This goat rodeo could have been mitigated in large part by people preparing themselves.  This is why it's so important that we study the aftermath of disasters like this - they are tragic laboratories of what we should expect in a similar situation. 

Pray for those folks tonight.  And learn from their experiences.

Friday, November 2, 2012

Daily Briefing For Friday, November 2, 2012

Two Emails.  Two Different People.  Two Different States.  Same Message.

You people email me from time to time, which is great, because it reminds me I am not the only brother out there collecting rainwater and canned goods in preparation for some sort of disruption to society. 

Both emails today basically said the same thing.  I'm going to amalgamate them into one email below (I'm not referring to either of the senders by name, but they know who they are):

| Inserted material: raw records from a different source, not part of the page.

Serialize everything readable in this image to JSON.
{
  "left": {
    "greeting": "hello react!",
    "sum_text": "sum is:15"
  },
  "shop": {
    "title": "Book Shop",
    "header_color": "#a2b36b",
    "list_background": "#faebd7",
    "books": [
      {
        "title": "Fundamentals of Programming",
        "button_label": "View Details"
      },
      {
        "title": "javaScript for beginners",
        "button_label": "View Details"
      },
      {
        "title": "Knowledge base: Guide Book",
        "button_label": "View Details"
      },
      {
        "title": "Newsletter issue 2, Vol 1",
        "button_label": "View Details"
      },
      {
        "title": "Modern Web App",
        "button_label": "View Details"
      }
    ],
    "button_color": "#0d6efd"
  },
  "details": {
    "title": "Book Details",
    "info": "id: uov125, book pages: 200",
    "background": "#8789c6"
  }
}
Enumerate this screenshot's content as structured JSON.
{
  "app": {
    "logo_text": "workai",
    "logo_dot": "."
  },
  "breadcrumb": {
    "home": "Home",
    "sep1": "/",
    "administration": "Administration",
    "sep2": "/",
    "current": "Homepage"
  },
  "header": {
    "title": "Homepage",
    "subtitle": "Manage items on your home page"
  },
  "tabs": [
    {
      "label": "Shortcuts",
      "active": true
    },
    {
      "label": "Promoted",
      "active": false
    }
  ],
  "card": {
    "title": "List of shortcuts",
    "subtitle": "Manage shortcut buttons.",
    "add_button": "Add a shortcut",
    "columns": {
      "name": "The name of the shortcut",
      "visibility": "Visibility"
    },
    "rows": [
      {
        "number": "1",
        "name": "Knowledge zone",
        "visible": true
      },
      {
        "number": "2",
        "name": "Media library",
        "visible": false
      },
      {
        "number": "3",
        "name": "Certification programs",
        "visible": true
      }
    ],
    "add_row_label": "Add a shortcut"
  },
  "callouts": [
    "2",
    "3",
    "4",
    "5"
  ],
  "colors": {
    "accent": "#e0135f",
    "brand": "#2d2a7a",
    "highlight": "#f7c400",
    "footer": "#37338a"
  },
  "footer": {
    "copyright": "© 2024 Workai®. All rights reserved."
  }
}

It's interesting to watch how all these people affected by Sandy expect the government to come in and help them. I am thinking that we are being a bit generous when we say that folks will last 30 days... after the reports that are coming out of NYC and dumpster diving.  How can anyone not have made some preparations for the coming storm - it was all over the news with stories of the Frankenstorm.  Perhaps they believe that the Government should have went door to door with supplies BEFORE the storm hit so that they would be taken care of.....

The heartbreaking headlines are not without precedent.  We see this regularly when a major storm or disaster hits a large urban area. This story repeats itself.  People fail to prepare.  And  they wonder why they are eating food out of a dumpster and why the government isn't waving a magic wand to make everything better again.

Because the government can't.  That's not a knock on the government.  It's just a fact.  Neither the government nor the private sector can feed, clothe, and house everyone affected in just a few hours.  It's impossible.  And yet to hear some of the stories, many storm victims remain incredulous that the Red Cross or Obama or Oprah doesn't drop manna from helicopters.

This storm and its effects are a great case study in what will happen the next time we have a regional emergency.  Please don't be one of those people. 

Falling Back

This weekend, I will be replacing batteries in smoke detectors and weather radios.  We'll also be moving our clocks back one hour on Saturday night.


Thursday, November 1, 2012

Daily Briefing For Thursday, November 1, 2012

New York and New Jersey Get To Experience The Grid Down Environment

The stories from tonight's Drudge Report on the situation in the storm ravaged Northeast:

The headline tonight, however, is this:


Here we are, the richest nation on Earth, with the most powerful military on Earth, with people  dumpster diving and living without gasoline for days, dodging fake ConEd employees and people with guns. 

This is our America.

I don't mean to come across as mean spirited - note that just last night I told you I'd lived in a grid down environment for days after Hurricane Andrew.  Yet to this day I still struggle to comprehend how so many people in America could be so ill-prepared for a storm they knew was coming towards them. 

Don't be these people.  Please.  Prepare yourself and your family, if for no other reason you're not the one dumpster diving when the TV crew shows up.

Here's One Way To Help Get You Started

Our friends at Emergency Essentials have put together some great information on preparedness fundamentals.  Quick reading with examples of situations you may encounter - good resource for yourself or others.